▸ Problem statement
The data below should be copied out exactly, with its pictures omitted.

▸ Input data
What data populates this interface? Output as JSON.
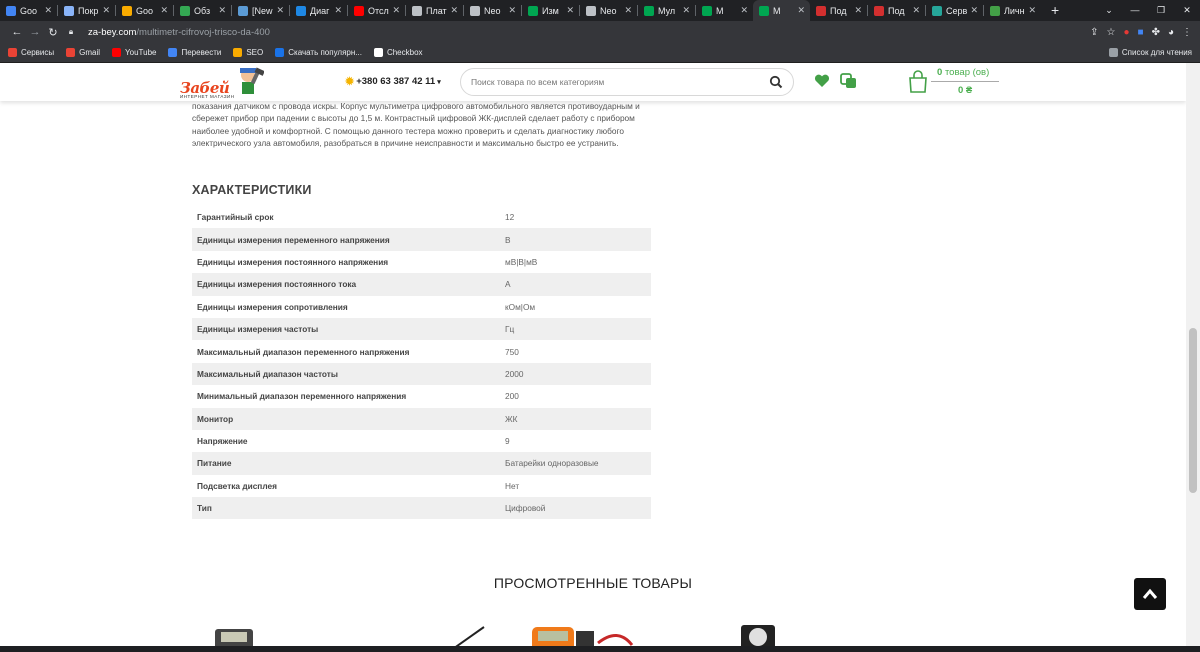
{
  "browser": {
    "tabs": [
      {
        "label": "Goo",
        "color": "#4285f4"
      },
      {
        "label": "Покр",
        "color": "#8ab4f8"
      },
      {
        "label": "Goo",
        "color": "#f9ab00"
      },
      {
        "label": "Обз",
        "color": "#34a853"
      },
      {
        "label": "[New",
        "color": "#5b9bd5"
      },
      {
        "label": "Диаг",
        "color": "#1e88e5"
      },
      {
        "label": "Отсл",
        "color": "#ff0000"
      },
      {
        "label": "Плат",
        "color": "#bdc1c6"
      },
      {
        "label": "Neo",
        "color": "#bdc1c6"
      },
      {
        "label": "Изм",
        "color": "#00a651"
      },
      {
        "label": "Neo",
        "color": "#bdc1c6"
      },
      {
        "label": "Мул",
        "color": "#00a651"
      },
      {
        "label": "M",
        "color": "#00a651"
      },
      {
        "label": "M",
        "color": "#00a651",
        "active": true
      },
      {
        "label": "Под",
        "color": "#d32f2f"
      },
      {
        "label": "Под",
        "color": "#d32f2f"
      },
      {
        "label": "Серв",
        "color": "#26a69a"
      },
      {
        "label": "Личн",
        "color": "#43a047"
      }
    ],
    "url_host": "za-bey.com",
    "url_path": "/multimetr-cifrovoj-trisco-da-400",
    "bookmarks": [
      {
        "label": "Сервисы",
        "color": "#ea4335"
      },
      {
        "label": "Gmail",
        "color": "#ea4335"
      },
      {
        "label": "YouTube",
        "color": "#ff0000"
      },
      {
        "label": "Перевести",
        "color": "#4285f4"
      },
      {
        "label": "SEO",
        "color": "#f9ab00"
      },
      {
        "label": "Скачать популярн...",
        "color": "#1a73e8"
      },
      {
        "label": "Checkbox",
        "color": "#ffffff"
      }
    ],
    "reading_list": "Список для чтения"
  },
  "header": {
    "logo_text": "Забей",
    "logo_sub": "ИНТЕРНЕТ МАГАЗИН",
    "phone": "+380 63 387 42 11",
    "search_placeholder": "Поиск товара по всем категориям",
    "cart_count": "0",
    "cart_label": "товар (ов)",
    "cart_total": "0 ₴"
  },
  "description": "показания датчиком с провода искры. Корпус мультиметра цифрового автомобильного является противоударным и сбережет прибор при падении с высоты до 1,5 м. Контрастный цифровой ЖК-дисплей сделает работу с прибором наиболее удобной и комфортной. С помощью данного тестера можно проверить и сделать диагностику любого электрического узла автомобиля, разобраться в причине неисправности и максимально быстро ее устранить.",
  "specs": {
    "title": "ХАРАКТЕРИСТИКИ",
    "rows": [
      {
        "k": "Гарантийный срок",
        "v": "12"
      },
      {
        "k": "Единицы измерения переменного напряжения",
        "v": "В"
      },
      {
        "k": "Единицы измерения постоянного напряжения",
        "v": "мВ|В|мВ"
      },
      {
        "k": "Единицы измерения постоянного тока",
        "v": "А"
      },
      {
        "k": "Единицы измерения сопротивления",
        "v": "кОм|Ом"
      },
      {
        "k": "Единицы измерения частоты",
        "v": "Гц"
      },
      {
        "k": "Максимальный диапазон переменного напряжения",
        "v": "750"
      },
      {
        "k": "Максимальный диапазон частоты",
        "v": "2000"
      },
      {
        "k": "Минимальный диапазон переменного напряжения",
        "v": "200"
      },
      {
        "k": "Монитор",
        "v": "ЖК"
      },
      {
        "k": "Напряжение",
        "v": "9"
      },
      {
        "k": "Питание",
        "v": "Батарейки одноразовые"
      },
      {
        "k": "Подсветка дисплея",
        "v": "Нет"
      },
      {
        "k": "Тип",
        "v": "Цифровой"
      }
    ]
  },
  "viewed_title": "ПРОСМОТРЕННЫЕ ТОВАРЫ"
}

▸ Task answer
What data populates this interface? Output as JSON.
{
  "browser": {
    "tabs": [
      {
        "label": "Goo",
        "color": "#4285f4"
      },
      {
        "label": "Покр",
        "color": "#8ab4f8"
      },
      {
        "label": "Goo",
        "color": "#f9ab00"
      },
      {
        "label": "Обз",
        "color": "#34a853"
      },
      {
        "label": "[New",
        "color": "#5b9bd5"
      },
      {
        "label": "Диаг",
        "color": "#1e88e5"
      },
      {
        "label": "Отсл",
        "color": "#ff0000"
      },
      {
        "label": "Плат",
        "color": "#bdc1c6"
      },
      {
        "label": "Neo",
        "color": "#bdc1c6"
      },
      {
        "label": "Изм",
        "color": "#00a651"
      },
      {
        "label": "Neo",
        "color": "#bdc1c6"
      },
      {
        "label": "Мул",
        "color": "#00a651"
      },
      {
        "label": "M",
        "color": "#00a651"
      },
      {
        "label": "M",
        "color": "#00a651",
        "active": true
      },
      {
        "label": "Под",
        "color": "#d32f2f"
      },
      {
        "label": "Под",
        "color": "#d32f2f"
      },
      {
        "label": "Серв",
        "color": "#26a69a"
      },
      {
        "label": "Личн",
        "color": "#43a047"
      }
    ],
    "url_host": "za-bey.com",
    "url_path": "/multimetr-cifrovoj-trisco-da-400",
    "bookmarks": [
      {
        "label": "Сервисы",
        "color": "#ea4335"
      },
      {
        "label": "Gmail",
        "color": "#ea4335"
      },
      {
        "label": "YouTube",
        "color": "#ff0000"
      },
      {
        "label": "Перевести",
        "color": "#4285f4"
      },
      {
        "label": "SEO",
        "color": "#f9ab00"
      },
      {
        "label": "Скачать популярн...",
        "color": "#1a73e8"
      },
      {
        "label": "Checkbox",
        "color": "#ffffff"
      }
    ],
    "reading_list": "Список для чтения"
  },
  "header": {
    "logo_text": "Забей",
    "logo_sub": "ИНТЕРНЕТ МАГАЗИН",
    "phone": "+380 63 387 42 11",
    "search_placeholder": "Поиск товара по всем категориям",
    "cart_count": "0",
    "cart_label": "товар (ов)",
    "cart_total": "0 ₴"
  },
  "description": "показания датчиком с провода искры. Корпус мультиметра цифрового автомобильного является противоударным и сбережет прибор при падении с высоты до 1,5 м. Контрастный цифровой ЖК-дисплей сделает работу с прибором наиболее удобной и комфортной. С помощью данного тестера можно проверить и сделать диагностику любого электрического узла автомобиля, разобраться в причине неисправности и максимально быстро ее устранить.",
  "specs": {
    "title": "ХАРАКТЕРИСТИКИ",
    "rows": [
      {
        "k": "Гарантийный срок",
        "v": "12"
      },
      {
        "k": "Единицы измерения переменного напряжения",
        "v": "В"
      },
      {
        "k": "Единицы измерения постоянного напряжения",
        "v": "мВ|В|мВ"
      },
      {
        "k": "Единицы измерения постоянного тока",
        "v": "А"
      },
      {
        "k": "Единицы измерения сопротивления",
        "v": "кОм|Ом"
      },
      {
        "k": "Единицы измерения частоты",
        "v": "Гц"
      },
      {
        "k": "Максимальный диапазон переменного напряжения",
        "v": "750"
      },
      {
        "k": "Максимальный диапазон частоты",
        "v": "2000"
      },
      {
        "k": "Минимальный диапазон переменного напряжения",
        "v": "200"
      },
      {
        "k": "Монитор",
        "v": "ЖК"
      },
      {
        "k": "Напряжение",
        "v": "9"
      },
      {
        "k": "Питание",
        "v": "Батарейки одноразовые"
      },
      {
        "k": "Подсветка дисплея",
        "v": "Нет"
      },
      {
        "k": "Тип",
        "v": "Цифровой"
      }
    ]
  },
  "viewed_title": "ПРОСМОТРЕННЫЕ ТОВАРЫ"
}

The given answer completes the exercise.